October 2, 2016

Leaking Pee: No Laughing Matter

Leaking urine when you laugh, sneeze, or perform some sort of activity is officially called Stress Urinary Incontinence, or SUI.
  • Jill Thompson photo
    Jill Thompson

    Jill has over 23 years of experience and a Master of Physical Therapy (MPT).

Three women smiling

Contrary to what many people believe, leaking pee is not a normal consequence of aging. Many people (especially women), tend to commiserate with each other over the need to change clothes after laughing hard. But what most people don’t know is that there are fairly simple things you can do to drastically improve, if not eliminate, urinary leaking.

Leaking urine when you laugh, sneeze, or perform some sort of activity is officially called Stress Urinary Incontinence, or SUI. This occurs when the muscles of your “saddle,” or pelvic floor, are not strong enough to withstand increases in pressure (or stress) to the abdominal cavity. The result is that urine is forced out of the opening to the bladder, or urethra. (Imagine squeezing a water balloon that has not been tied off at the end.)

SUI is a very common occurrence, and is especially prevalent in women, due to both anatomical and procedural differences compared to men. First, just the fact of having a vaginal opening makes it more difficult for women’s pelvic floor muscles to function; men’s pelvic floor muscles are attached at the center and therefore more anatomically stable. Second, many women have medical events and procedures that cause trauma and scarring to the pelvic floor muscles, which makes it more difficult for them to function. Examples include childbirth (especially with a muscle tear or episiotomy), hysterectomies, and bladder surgeries. This is not to say that men never have SUI, but it is exceedingly more common in women.

So what can you do if you find yourself leaking from SUI? Pelvic floor exercises (sometimes known as “Kegel” exercises) are a good place to start: from a seated position, think about how you can feel your pelvic floor “saddle” touching the chair. Now gently squeeze and lift those muscles, as if you were lifting them up away from the chair. Hold that squeeze for 5-10 seconds as you breathe steadily, and repeat 10 times, 3x/day. This exercise can help strengthen the pelvic floor muscles and encourage them to be your “last line of defense” in holding back urine.

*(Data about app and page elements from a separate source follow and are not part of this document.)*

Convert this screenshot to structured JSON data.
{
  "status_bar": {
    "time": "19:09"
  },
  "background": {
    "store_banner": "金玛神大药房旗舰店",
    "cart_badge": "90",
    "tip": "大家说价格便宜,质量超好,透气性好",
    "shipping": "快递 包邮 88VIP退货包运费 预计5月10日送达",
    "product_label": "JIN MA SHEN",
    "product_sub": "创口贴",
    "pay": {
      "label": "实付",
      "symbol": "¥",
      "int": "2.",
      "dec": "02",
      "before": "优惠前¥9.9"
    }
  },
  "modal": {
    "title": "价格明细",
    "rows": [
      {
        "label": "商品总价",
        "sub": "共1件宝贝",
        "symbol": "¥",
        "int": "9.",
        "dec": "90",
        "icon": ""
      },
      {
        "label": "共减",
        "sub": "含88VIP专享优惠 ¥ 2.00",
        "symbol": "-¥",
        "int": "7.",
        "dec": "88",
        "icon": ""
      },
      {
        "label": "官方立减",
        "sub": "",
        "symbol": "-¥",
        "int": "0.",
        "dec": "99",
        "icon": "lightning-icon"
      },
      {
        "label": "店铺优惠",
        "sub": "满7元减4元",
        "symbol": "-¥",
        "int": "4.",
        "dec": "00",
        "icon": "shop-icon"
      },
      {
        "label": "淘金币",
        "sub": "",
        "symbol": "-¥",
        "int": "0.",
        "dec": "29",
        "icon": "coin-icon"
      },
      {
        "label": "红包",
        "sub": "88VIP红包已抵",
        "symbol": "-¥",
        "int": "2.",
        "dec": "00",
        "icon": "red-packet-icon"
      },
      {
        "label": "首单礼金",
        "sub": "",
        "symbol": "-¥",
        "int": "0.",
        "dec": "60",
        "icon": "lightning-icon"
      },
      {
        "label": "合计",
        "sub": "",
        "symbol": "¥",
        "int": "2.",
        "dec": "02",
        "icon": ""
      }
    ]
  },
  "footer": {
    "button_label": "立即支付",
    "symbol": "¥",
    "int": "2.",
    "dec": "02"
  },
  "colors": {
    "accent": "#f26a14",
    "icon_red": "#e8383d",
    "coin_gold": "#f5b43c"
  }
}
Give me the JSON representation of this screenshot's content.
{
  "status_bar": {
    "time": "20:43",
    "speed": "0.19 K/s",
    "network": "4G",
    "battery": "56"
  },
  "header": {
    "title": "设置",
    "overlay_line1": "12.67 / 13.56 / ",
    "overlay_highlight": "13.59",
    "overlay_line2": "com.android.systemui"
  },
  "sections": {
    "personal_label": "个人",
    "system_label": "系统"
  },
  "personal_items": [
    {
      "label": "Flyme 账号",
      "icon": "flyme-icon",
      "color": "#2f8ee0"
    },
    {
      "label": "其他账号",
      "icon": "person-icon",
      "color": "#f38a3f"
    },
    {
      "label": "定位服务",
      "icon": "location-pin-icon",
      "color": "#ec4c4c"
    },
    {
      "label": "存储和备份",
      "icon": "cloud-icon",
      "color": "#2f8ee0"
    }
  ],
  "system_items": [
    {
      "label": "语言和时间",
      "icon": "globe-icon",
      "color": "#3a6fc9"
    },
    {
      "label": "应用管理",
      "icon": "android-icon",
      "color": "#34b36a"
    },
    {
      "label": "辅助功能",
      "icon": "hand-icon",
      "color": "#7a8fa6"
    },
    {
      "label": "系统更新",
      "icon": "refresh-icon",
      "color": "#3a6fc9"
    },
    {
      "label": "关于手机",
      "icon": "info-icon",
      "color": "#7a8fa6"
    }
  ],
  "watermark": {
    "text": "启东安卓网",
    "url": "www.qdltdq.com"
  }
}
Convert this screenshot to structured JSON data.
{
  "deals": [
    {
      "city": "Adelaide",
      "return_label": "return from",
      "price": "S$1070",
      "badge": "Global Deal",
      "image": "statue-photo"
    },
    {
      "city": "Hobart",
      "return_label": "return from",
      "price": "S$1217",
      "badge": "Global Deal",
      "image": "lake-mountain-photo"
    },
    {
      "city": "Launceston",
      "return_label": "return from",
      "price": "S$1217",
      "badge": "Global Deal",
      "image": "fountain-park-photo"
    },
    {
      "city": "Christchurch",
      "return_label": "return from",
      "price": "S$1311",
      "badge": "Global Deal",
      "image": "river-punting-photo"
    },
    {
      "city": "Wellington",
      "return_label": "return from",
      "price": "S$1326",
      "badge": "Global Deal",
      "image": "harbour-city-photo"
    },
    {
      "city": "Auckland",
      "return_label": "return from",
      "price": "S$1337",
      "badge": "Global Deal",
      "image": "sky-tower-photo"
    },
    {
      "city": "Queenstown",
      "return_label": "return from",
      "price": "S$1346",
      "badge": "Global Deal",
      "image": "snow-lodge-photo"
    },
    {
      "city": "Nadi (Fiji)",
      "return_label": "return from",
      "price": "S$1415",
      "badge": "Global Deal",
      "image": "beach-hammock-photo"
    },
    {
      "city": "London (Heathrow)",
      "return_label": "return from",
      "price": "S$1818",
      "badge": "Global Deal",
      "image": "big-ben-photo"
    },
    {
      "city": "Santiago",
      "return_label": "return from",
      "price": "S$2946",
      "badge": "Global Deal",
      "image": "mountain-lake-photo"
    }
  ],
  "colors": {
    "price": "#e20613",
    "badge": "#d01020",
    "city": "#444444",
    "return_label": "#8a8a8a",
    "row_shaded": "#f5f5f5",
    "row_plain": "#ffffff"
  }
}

If your symptoms continue after trying this simple exercise, you may consider seeking out help from a pelvic rehabilitation physical therapist. A pelvic rehab PT can more fully assess how your pelvic floor muscles are working, and re-train them to work during real-life activities. Pelvic rehab PTs are trained to look specifically at the timing and coordination of your pelvic floor muscles, among other things. They will also make sure that the exercises you’ve been doing are actually activating the correct muscles; many women think they’re doing Kegels correctly but in fact are activating hip, abdominal, or gluteal muscles instead.

Remember, urinary leaking is not a normal or inevitable part of aging. Treatment for SUI is painless and can be very simple, but most importantly, it will allow you to keep laughing without fear for decades to come. Laugh on, friends!